Despite this shortcoming this book does present the reader with very important issues to consider when talking about India’s foreign relations. The chapters on India’s relation with Pakistan and the US make for a very insightful reading. The chapter mentioning the bureaucratic problems with the working of Ministry of External Affair present a rare insider’s view. You may not find many accounts like these and coming from a person with 29 years at the United Nations it carries a lot of weight. A must read for students.
An insightful inside scoop with historical anecdotes and game swinging current events that will shape India's foreign policy role in the future with all round relations from South Asia to the West and it's position in United Nations,strong emphasis on multi alignment and soft power. Pax Indica also highlights India's list of accomplishments while laying down a template on what it needs to accomplish and what it has the capability to.Shashi Tharoor scores a game winning touchdown, given his colossal United Nations and MEA credentials, in terms of scanning the positives and negatives of foreign relations while offering constructive solutions without taking sides et al. Must have for every foreign affairs and geopolitics aficionados.
Who can write on Indian Foreign Policy better than Shashi Tharoor. The book has immense fresh ideas like 'Multi-Alginment' a befitting and better policy option than 'Non-Alignment 2.0"; converting 'Big Brother syndrome' to elder brother syndrome. The chapters on Soft power and on Africa and Latin America were missing in most books and were desperately required by Readers. The note on the ministry of External(in Throor's lexicom 'Eternal') Affairs is worth read with lot of insider and real info.
However I wont recommend it for a fresher student of International relations. Its loosely written at times with lot o repetations. I will recommend 'Does the Elephant Dance?, by David Malone for UPSC candidates and freshers to Indian Foreign Policy.
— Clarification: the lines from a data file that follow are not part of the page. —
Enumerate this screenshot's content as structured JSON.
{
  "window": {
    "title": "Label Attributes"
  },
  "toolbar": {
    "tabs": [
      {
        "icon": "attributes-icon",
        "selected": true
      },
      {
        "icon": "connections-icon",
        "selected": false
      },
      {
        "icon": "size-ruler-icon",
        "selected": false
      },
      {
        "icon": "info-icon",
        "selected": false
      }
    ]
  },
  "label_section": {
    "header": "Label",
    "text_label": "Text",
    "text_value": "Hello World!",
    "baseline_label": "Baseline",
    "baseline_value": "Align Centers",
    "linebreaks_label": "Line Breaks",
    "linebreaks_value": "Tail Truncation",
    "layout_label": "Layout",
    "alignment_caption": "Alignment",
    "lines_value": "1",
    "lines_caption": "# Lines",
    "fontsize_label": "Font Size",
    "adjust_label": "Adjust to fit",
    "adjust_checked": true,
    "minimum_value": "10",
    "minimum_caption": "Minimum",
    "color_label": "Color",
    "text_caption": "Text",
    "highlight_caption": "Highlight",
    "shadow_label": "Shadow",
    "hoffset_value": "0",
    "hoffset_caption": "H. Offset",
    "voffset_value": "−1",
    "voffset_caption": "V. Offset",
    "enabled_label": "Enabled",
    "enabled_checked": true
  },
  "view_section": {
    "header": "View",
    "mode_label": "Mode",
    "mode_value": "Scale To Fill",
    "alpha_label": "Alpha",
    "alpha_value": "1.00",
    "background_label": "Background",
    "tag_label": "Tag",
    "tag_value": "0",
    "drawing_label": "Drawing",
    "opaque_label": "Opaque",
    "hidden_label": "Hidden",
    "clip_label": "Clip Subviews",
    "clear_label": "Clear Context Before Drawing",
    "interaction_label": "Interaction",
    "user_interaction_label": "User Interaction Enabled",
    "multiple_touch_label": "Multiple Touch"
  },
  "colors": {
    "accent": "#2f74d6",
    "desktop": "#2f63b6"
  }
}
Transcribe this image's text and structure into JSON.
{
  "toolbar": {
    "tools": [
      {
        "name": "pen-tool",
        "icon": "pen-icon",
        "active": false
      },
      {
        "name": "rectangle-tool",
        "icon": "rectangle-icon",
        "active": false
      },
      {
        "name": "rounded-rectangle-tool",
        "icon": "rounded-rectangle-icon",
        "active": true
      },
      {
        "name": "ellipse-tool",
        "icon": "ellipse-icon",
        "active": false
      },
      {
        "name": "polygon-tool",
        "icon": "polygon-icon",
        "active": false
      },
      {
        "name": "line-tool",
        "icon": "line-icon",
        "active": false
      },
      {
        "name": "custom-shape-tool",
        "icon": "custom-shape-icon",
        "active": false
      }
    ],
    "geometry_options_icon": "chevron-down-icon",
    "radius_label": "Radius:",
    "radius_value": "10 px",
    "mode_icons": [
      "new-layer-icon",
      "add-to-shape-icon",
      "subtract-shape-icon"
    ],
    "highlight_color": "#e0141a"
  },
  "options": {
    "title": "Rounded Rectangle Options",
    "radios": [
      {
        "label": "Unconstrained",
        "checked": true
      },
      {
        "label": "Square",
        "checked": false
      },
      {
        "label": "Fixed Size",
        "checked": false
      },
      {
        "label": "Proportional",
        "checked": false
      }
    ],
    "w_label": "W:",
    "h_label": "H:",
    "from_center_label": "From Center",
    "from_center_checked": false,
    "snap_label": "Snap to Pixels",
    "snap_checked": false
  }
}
That book is more well rsearched and compact. Still this book derserves 5 stars for the reasons mentioned above.
A very general Indian affairs book , Im sure Shashi would have penned it down in a week or so , drifting through the backwaters...Read More
Out of curiosity what this learned, rich in international affairs, uncommon Indian politician has to say on India was the motiv...Read More
To understand India's changing foreign policy in the contemporary world and the future challenges faced by it, this book provid...Read More
Very informative and detailed. It's ideal for anyone who wants to be abreast with where the country stands in terms of its fore...Read More